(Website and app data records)
+---+

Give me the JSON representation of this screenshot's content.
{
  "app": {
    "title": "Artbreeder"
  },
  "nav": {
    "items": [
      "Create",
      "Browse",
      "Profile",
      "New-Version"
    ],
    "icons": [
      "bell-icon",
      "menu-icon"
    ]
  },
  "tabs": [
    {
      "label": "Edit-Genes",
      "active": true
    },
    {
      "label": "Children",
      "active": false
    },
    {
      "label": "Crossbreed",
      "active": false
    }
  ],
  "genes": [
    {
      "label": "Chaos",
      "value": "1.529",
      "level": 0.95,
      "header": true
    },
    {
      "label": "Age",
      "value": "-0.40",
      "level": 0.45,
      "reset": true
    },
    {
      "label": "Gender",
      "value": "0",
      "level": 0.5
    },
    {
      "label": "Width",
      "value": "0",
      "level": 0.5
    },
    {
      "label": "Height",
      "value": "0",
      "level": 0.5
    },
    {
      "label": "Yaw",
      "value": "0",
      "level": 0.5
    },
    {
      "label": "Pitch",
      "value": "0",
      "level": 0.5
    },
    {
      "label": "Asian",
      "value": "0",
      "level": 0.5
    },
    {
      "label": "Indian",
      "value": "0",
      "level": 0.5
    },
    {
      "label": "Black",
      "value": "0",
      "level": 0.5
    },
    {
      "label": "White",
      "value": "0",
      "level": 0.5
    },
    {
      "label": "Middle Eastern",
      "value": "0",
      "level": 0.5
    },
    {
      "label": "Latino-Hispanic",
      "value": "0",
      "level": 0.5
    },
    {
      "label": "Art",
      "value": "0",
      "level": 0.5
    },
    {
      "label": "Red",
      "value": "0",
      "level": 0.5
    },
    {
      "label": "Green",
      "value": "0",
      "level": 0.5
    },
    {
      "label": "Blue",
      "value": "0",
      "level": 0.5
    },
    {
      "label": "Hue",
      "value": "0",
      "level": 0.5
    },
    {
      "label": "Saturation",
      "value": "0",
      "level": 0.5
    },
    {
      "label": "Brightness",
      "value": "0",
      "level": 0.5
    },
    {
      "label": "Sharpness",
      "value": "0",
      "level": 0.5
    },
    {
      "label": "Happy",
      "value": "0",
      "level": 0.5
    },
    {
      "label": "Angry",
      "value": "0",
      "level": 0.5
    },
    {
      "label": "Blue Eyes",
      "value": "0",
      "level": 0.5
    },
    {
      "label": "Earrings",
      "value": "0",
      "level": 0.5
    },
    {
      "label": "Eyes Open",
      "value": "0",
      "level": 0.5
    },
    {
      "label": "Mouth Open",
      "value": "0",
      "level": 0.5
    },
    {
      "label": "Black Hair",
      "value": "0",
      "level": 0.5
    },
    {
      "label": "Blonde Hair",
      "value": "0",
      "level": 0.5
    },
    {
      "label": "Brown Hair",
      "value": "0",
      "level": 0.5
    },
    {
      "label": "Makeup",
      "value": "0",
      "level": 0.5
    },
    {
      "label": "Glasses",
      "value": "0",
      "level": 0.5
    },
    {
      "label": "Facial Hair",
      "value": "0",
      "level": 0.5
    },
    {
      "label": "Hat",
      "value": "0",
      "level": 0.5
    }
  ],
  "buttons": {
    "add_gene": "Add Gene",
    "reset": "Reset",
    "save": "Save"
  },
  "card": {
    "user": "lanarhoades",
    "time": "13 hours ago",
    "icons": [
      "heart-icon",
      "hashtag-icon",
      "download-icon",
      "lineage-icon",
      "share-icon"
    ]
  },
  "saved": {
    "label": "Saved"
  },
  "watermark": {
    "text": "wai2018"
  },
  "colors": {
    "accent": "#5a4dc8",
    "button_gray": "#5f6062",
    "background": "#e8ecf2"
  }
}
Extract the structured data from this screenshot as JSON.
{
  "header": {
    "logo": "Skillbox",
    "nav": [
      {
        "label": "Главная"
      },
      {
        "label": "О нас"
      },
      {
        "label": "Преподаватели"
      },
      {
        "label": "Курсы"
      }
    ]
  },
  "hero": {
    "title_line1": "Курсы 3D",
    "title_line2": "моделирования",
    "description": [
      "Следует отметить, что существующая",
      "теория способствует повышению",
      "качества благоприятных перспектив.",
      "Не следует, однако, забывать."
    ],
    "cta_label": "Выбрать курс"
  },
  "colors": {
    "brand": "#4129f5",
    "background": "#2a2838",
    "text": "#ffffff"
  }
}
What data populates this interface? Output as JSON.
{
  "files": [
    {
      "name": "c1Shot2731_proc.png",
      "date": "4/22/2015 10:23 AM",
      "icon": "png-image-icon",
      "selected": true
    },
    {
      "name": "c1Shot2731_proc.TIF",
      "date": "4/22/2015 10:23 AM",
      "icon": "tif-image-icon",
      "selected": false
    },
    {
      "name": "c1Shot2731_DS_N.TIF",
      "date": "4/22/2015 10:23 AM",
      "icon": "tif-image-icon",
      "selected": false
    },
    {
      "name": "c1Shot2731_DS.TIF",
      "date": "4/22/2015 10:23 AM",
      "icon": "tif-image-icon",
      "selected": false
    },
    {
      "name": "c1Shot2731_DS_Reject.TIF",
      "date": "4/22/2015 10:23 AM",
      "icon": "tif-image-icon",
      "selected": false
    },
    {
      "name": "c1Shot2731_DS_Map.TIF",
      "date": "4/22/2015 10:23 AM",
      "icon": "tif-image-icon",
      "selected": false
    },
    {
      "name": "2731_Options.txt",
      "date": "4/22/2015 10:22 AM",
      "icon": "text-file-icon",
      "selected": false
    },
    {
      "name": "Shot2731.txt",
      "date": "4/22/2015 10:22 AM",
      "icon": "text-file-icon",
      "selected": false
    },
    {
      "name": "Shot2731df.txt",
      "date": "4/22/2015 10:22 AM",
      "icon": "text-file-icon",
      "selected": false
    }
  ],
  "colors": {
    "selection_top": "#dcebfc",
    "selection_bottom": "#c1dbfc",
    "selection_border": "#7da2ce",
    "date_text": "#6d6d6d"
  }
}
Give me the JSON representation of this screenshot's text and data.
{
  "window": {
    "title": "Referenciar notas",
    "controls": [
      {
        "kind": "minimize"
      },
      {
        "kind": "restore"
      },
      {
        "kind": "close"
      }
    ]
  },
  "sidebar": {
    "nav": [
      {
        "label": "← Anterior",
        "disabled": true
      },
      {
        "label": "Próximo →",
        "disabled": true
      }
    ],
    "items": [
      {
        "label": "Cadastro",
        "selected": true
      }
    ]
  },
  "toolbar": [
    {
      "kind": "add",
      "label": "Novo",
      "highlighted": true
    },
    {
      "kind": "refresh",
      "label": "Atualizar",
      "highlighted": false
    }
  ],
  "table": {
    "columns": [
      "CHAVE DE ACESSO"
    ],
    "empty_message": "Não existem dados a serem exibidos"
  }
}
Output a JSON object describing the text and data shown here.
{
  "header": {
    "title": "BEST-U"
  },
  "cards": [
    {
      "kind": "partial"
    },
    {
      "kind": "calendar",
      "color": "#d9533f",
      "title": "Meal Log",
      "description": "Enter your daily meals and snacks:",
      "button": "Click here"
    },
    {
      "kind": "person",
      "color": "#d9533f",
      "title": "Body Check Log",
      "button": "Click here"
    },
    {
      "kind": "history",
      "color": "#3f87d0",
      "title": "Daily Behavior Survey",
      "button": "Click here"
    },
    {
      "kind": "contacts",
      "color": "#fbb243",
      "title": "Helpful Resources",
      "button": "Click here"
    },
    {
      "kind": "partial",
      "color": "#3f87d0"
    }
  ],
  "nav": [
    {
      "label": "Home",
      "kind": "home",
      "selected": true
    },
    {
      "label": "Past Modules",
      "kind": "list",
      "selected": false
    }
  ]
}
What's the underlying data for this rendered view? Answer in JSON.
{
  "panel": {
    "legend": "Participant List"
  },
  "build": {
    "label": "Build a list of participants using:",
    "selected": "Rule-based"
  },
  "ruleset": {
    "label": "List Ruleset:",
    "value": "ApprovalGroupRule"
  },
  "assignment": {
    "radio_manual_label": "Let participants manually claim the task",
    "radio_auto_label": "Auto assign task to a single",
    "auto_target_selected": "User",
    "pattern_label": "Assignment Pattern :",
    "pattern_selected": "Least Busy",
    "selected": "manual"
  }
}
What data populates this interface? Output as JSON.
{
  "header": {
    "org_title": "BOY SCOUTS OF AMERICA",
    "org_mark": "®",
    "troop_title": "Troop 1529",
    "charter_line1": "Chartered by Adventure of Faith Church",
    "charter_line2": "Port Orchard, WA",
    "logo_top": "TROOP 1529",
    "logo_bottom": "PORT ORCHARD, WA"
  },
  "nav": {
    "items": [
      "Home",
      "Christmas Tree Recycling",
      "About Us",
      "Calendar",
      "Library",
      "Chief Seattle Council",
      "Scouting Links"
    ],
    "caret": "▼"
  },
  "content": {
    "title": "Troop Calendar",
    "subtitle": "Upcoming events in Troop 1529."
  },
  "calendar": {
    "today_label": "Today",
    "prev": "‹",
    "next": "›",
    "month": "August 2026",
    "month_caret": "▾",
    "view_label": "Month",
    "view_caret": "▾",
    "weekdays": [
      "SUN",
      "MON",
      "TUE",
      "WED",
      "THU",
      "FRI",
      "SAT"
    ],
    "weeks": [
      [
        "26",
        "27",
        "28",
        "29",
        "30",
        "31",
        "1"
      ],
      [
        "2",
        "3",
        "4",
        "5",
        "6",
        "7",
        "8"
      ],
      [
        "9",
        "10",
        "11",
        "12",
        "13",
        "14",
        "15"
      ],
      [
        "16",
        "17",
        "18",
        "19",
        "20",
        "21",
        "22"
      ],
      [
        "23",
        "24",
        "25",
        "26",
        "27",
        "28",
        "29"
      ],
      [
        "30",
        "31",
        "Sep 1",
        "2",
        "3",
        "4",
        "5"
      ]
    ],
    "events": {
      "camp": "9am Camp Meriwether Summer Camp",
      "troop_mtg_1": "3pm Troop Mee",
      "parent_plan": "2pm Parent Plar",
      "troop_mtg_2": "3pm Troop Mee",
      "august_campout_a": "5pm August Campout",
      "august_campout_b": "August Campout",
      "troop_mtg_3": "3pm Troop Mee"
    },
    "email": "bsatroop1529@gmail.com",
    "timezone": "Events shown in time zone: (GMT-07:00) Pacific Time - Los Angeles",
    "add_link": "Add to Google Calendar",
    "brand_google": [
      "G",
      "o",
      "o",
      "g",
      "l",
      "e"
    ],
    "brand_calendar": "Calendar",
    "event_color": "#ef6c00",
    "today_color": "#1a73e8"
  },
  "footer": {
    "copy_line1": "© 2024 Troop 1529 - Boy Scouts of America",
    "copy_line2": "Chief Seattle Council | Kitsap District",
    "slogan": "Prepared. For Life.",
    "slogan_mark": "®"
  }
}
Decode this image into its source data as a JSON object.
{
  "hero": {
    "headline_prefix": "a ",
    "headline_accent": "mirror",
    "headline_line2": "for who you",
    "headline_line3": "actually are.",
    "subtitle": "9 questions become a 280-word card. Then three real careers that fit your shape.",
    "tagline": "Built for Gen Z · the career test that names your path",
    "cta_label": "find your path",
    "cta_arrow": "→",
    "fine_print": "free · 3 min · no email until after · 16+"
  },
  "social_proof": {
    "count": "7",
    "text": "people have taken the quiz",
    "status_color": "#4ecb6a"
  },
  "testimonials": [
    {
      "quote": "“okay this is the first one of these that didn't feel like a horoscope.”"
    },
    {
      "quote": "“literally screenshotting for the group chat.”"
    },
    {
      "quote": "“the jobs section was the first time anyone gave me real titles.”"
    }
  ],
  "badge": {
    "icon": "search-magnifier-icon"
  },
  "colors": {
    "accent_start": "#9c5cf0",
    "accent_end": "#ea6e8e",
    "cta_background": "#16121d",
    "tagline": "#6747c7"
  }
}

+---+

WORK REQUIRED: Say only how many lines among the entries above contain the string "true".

FINISHED TASK: 9